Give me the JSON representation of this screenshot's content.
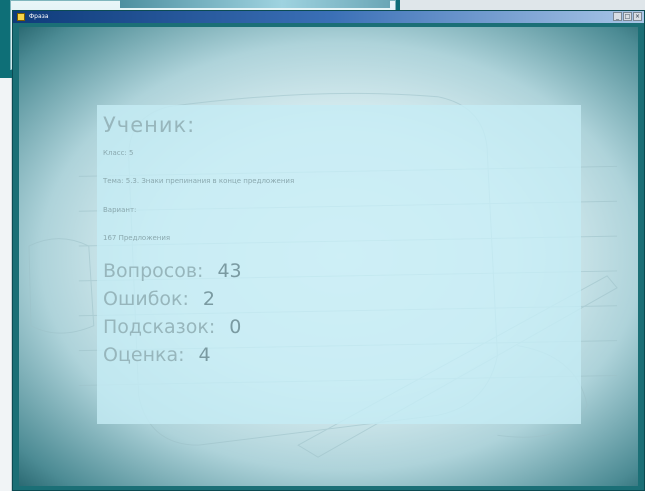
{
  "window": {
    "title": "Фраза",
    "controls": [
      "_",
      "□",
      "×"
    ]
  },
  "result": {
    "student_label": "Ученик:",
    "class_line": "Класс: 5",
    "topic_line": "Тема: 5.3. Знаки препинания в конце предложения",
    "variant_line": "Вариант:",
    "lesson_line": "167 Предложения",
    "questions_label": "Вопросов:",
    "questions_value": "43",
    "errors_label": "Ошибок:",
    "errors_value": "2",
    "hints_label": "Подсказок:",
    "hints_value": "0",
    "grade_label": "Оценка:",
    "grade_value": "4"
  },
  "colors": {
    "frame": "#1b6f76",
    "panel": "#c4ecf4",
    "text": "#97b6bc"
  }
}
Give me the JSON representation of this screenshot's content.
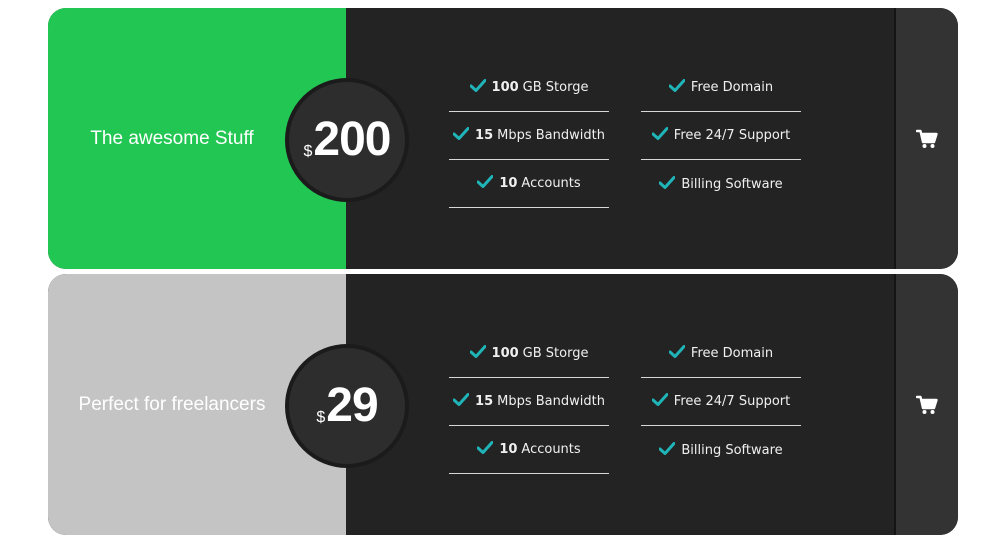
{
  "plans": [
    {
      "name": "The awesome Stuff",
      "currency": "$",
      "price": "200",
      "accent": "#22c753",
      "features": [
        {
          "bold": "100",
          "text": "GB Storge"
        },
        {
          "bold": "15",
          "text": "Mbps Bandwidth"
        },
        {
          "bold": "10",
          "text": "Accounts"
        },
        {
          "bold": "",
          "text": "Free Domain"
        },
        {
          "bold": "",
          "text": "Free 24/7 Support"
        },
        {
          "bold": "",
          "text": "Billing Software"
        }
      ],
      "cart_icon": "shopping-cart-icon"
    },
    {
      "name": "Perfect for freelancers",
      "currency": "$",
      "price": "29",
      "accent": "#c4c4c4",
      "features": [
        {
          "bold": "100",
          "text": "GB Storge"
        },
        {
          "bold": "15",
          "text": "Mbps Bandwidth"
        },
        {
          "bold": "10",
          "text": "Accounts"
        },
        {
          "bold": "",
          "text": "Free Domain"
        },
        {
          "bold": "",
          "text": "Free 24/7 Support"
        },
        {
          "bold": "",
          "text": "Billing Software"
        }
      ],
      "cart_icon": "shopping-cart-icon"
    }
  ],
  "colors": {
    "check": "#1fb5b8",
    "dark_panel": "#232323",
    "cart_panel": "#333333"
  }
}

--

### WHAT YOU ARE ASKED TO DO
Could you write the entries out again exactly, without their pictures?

### ANSWER SECTION
Give me the JSON representation of this screenshot's content.
{
  "window": {
    "title": "Фраза",
    "controls": [
      "_",
      "□",
      "×"
    ]
  },
  "result": {
    "student_label": "Ученик:",
    "class_line": "Класс: 5",
    "topic_line": "Тема: 5.3. Знаки препинания в конце предложения",
    "variant_line": "Вариант:",
    "lesson_line": "167 Предложения",
    "questions_label": "Вопросов:",
    "questions_value": "43",
    "errors_label": "Ошибок:",
    "errors_value": "2",
    "hints_label": "Подсказок:",
    "hints_value": "0",
    "grade_label": "Оценка:",
    "grade_value": "4"
  },
  "colors": {
    "frame": "#1b6f76",
    "panel": "#c4ecf4",
    "text": "#97b6bc"
  }
}
Give me the JSON representation of this screenshot's content.
{
  "plans": [
    {
      "name": "The awesome Stuff",
      "currency": "$",
      "price": "200",
      "accent": "#22c753",
      "features": [
        {
          "bold": "100",
          "text": "GB Storge"
        },
        {
          "bold": "15",
          "text": "Mbps Bandwidth"
        },
        {
          "bold": "10",
          "text": "Accounts"
        },
        {
          "bold": "",
          "text": "Free Domain"
        },
        {
          "bold": "",
          "text": "Free 24/7 Support"
        },
        {
          "bold": "",
          "text": "Billing Software"
        }
      ],
      "cart_icon": "shopping-cart-icon"
    },
    {
      "name": "Perfect for freelancers",
      "currency": "$",
      "price": "29",
      "accent": "#c4c4c4",
      "features": [
        {
          "bold": "100",
          "text": "GB Storge"
        },
        {
          "bold": "15",
          "text": "Mbps Bandwidth"
        },
        {
          "bold": "10",
          "text": "Accounts"
        },
        {
          "bold": "",
          "text": "Free Domain"
        },
        {
          "bold": "",
          "text": "Free 24/7 Support"
        },
        {
          "bold": "",
          "text": "Billing Software"
        }
      ],
      "cart_icon": "shopping-cart-icon"
    }
  ],
  "colors": {
    "check": "#1fb5b8",
    "dark_panel": "#232323",
    "cart_panel": "#333333"
  }
}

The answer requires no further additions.